**Exercise objective:**
Return each entry below word for word, leaving out any image.

══════════════════════════════

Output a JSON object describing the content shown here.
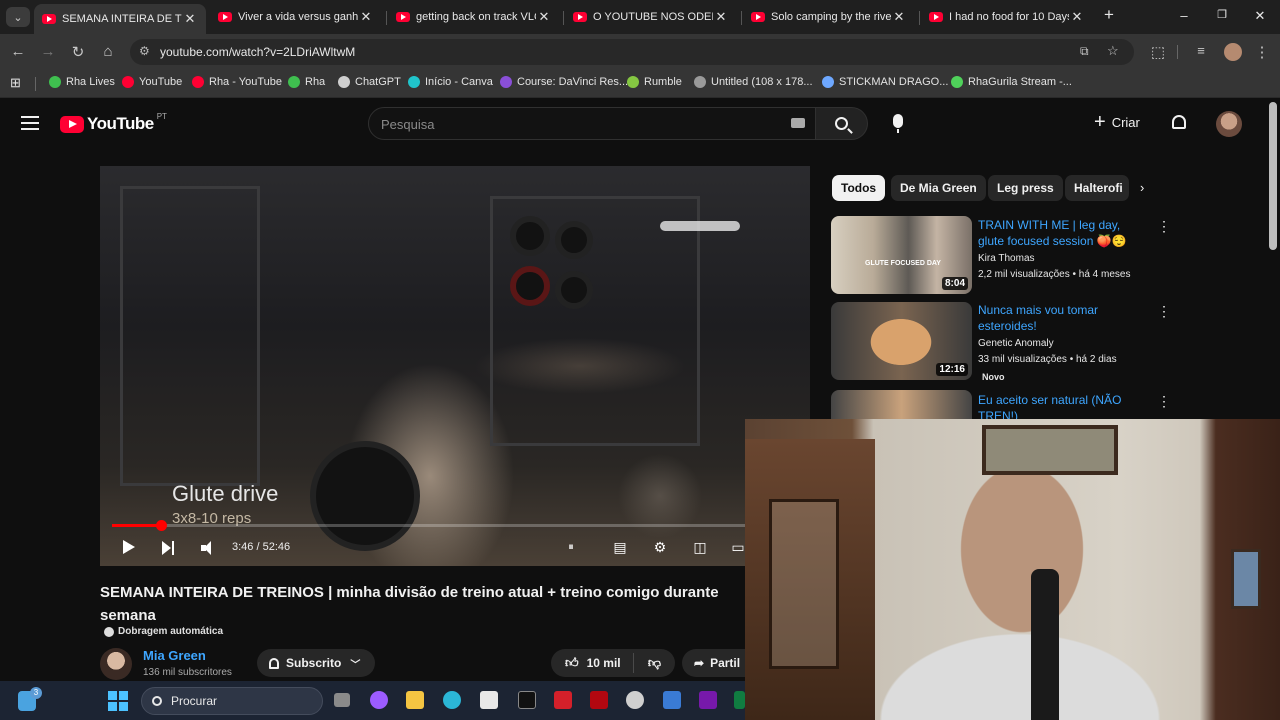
{
  "browser": {
    "tabs": [
      {
        "title": "SEMANA INTEIRA DE TREI",
        "active": true
      },
      {
        "title": "Viver a vida versus ganhar",
        "active": false
      },
      {
        "title": "getting back on track VLO",
        "active": false
      },
      {
        "title": "O YOUTUBE NOS ODEIA -",
        "active": false
      },
      {
        "title": "Solo camping by the river",
        "active": false
      },
      {
        "title": "I had no food for 10 Days",
        "active": false
      }
    ],
    "new_tab_label": "+",
    "url": "youtube.com/watch?v=2LDriAWltwM",
    "bookmarks": [
      {
        "label": "Rha Lives",
        "color": "#3fbf4f"
      },
      {
        "label": "YouTube",
        "color": "#ff0033"
      },
      {
        "label": "Rha - YouTube",
        "color": "#ff0033"
      },
      {
        "label": "Rha",
        "color": "#3fbf4f"
      },
      {
        "label": "ChatGPT",
        "color": "#cfcfcf"
      },
      {
        "label": "Início - Canva",
        "color": "#20c4cb"
      },
      {
        "label": "Course: DaVinci Res...",
        "color": "#8a4fd8"
      },
      {
        "label": "Rumble",
        "color": "#85c742"
      },
      {
        "label": "Untitled (108 x 178...",
        "color": "#9a9a9a"
      },
      {
        "label": "STICKMAN DRAGO...",
        "color": "#6ea8ff"
      },
      {
        "label": "RhaGurila Stream -...",
        "color": "#4fd15a"
      }
    ]
  },
  "youtube": {
    "logo_text": "YouTube",
    "country_code": "PT",
    "search_placeholder": "Pesquisa",
    "create_label": "Criar",
    "video": {
      "overlay_title": "Glute drive",
      "overlay_sub": "3x8-10 reps",
      "time": "3:46 / 52:46",
      "progress_fraction": 0.0714
    },
    "title": "SEMANA INTEIRA DE TREINOS | minha divisão de treino atual + treino comigo durante semana",
    "dubbing": "Dobragem automática",
    "channel": {
      "name": "Mia Green",
      "subs": "136 mil subscritores"
    },
    "subscribe_label": "Subscrito",
    "like_count": "10 mil",
    "share_label": "Partil",
    "chips": [
      "Todos",
      "De Mia Green",
      "Leg press",
      "Halterofi"
    ],
    "related": [
      {
        "title": "TRAIN WITH ME | leg day, glute focused session 🍑😌",
        "channel": "Kira Thomas",
        "meta": "2,2 mil visualizações • há 4 meses",
        "duration": "8:04",
        "thumb_text": "GLUTE FOCUSED DAY",
        "badge": ""
      },
      {
        "title": "Nunca mais vou tomar esteroides!",
        "channel": "Genetic Anomaly",
        "meta": "33 mil visualizações • há 2 dias",
        "duration": "12:16",
        "thumb_text": "",
        "badge": "Novo"
      },
      {
        "title": "Eu aceito ser natural (NÃO TREN!)",
        "channel": "",
        "meta": "",
        "duration": "",
        "thumb_text": "",
        "badge": ""
      }
    ]
  },
  "taskbar": {
    "search_label": "Procurar",
    "weather_badge": "3",
    "apps": [
      {
        "name": "copilot",
        "color": "#9c5cff"
      },
      {
        "name": "explorer",
        "color": "#f5c542"
      },
      {
        "name": "edge",
        "color": "#2bb6d6"
      },
      {
        "name": "store",
        "color": "#e8e8e8"
      },
      {
        "name": "capcut",
        "color": "#111111"
      },
      {
        "name": "shield",
        "color": "#d4202a"
      },
      {
        "name": "netflix",
        "color": "#b20710"
      },
      {
        "name": "settings",
        "color": "#cfcfcf"
      },
      {
        "name": "calculator",
        "color": "#3a7bd5"
      },
      {
        "name": "onenote",
        "color": "#7719aa"
      },
      {
        "name": "excel",
        "color": "#107c41"
      }
    ]
  }
}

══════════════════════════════

**Completed exercise:**
Output a JSON object describing the content shown here.
{
  "browser": {
    "tabs": [
      {
        "title": "SEMANA INTEIRA DE TREI",
        "active": true
      },
      {
        "title": "Viver a vida versus ganhar",
        "active": false
      },
      {
        "title": "getting back on track VLO",
        "active": false
      },
      {
        "title": "O YOUTUBE NOS ODEIA -",
        "active": false
      },
      {
        "title": "Solo camping by the river",
        "active": false
      },
      {
        "title": "I had no food for 10 Days",
        "active": false
      }
    ],
    "new_tab_label": "+",
    "url": "youtube.com/watch?v=2LDriAWltwM",
    "bookmarks": [
      {
        "label": "Rha Lives",
        "color": "#3fbf4f"
      },
      {
        "label": "YouTube",
        "color": "#ff0033"
      },
      {
        "label": "Rha - YouTube",
        "color": "#ff0033"
      },
      {
        "label": "Rha",
        "color": "#3fbf4f"
      },
      {
        "label": "ChatGPT",
        "color": "#cfcfcf"
      },
      {
        "label": "Início - Canva",
        "color": "#20c4cb"
      },
      {
        "label": "Course: DaVinci Res...",
        "color": "#8a4fd8"
      },
      {
        "label": "Rumble",
        "color": "#85c742"
      },
      {
        "label": "Untitled (108 x 178...",
        "color": "#9a9a9a"
      },
      {
        "label": "STICKMAN DRAGO...",
        "color": "#6ea8ff"
      },
      {
        "label": "RhaGurila Stream -...",
        "color": "#4fd15a"
      }
    ]
  },
  "youtube": {
    "logo_text": "YouTube",
    "country_code": "PT",
    "search_placeholder": "Pesquisa",
    "create_label": "Criar",
    "video": {
      "overlay_title": "Glute drive",
      "overlay_sub": "3x8-10 reps",
      "time": "3:46 / 52:46",
      "progress_fraction": 0.0714
    },
    "title": "SEMANA INTEIRA DE TREINOS | minha divisão de treino atual + treino comigo durante semana",
    "dubbing": "Dobragem automática",
    "channel": {
      "name": "Mia Green",
      "subs": "136 mil subscritores"
    },
    "subscribe_label": "Subscrito",
    "like_count": "10 mil",
    "share_label": "Partil",
    "chips": [
      "Todos",
      "De Mia Green",
      "Leg press",
      "Halterofi"
    ],
    "related": [
      {
        "title": "TRAIN WITH ME | leg day, glute focused session 🍑😌",
        "channel": "Kira Thomas",
        "meta": "2,2 mil visualizações • há 4 meses",
        "duration": "8:04",
        "thumb_text": "GLUTE FOCUSED DAY",
        "badge": ""
      },
      {
        "title": "Nunca mais vou tomar esteroides!",
        "channel": "Genetic Anomaly",
        "meta": "33 mil visualizações • há 2 dias",
        "duration": "12:16",
        "thumb_text": "",
        "badge": "Novo"
      },
      {
        "title": "Eu aceito ser natural (NÃO TREN!)",
        "channel": "",
        "meta": "",
        "duration": "",
        "thumb_text": "",
        "badge": ""
      }
    ]
  },
  "taskbar": {
    "search_label": "Procurar",
    "weather_badge": "3",
    "apps": [
      {
        "name": "copilot",
        "color": "#9c5cff"
      },
      {
        "name": "explorer",
        "color": "#f5c542"
      },
      {
        "name": "edge",
        "color": "#2bb6d6"
      },
      {
        "name": "store",
        "color": "#e8e8e8"
      },
      {
        "name": "capcut",
        "color": "#111111"
      },
      {
        "name": "shield",
        "color": "#d4202a"
      },
      {
        "name": "netflix",
        "color": "#b20710"
      },
      {
        "name": "settings",
        "color": "#cfcfcf"
      },
      {
        "name": "calculator",
        "color": "#3a7bd5"
      },
      {
        "name": "onenote",
        "color": "#7719aa"
      },
      {
        "name": "excel",
        "color": "#107c41"
      }
    ]
  }
}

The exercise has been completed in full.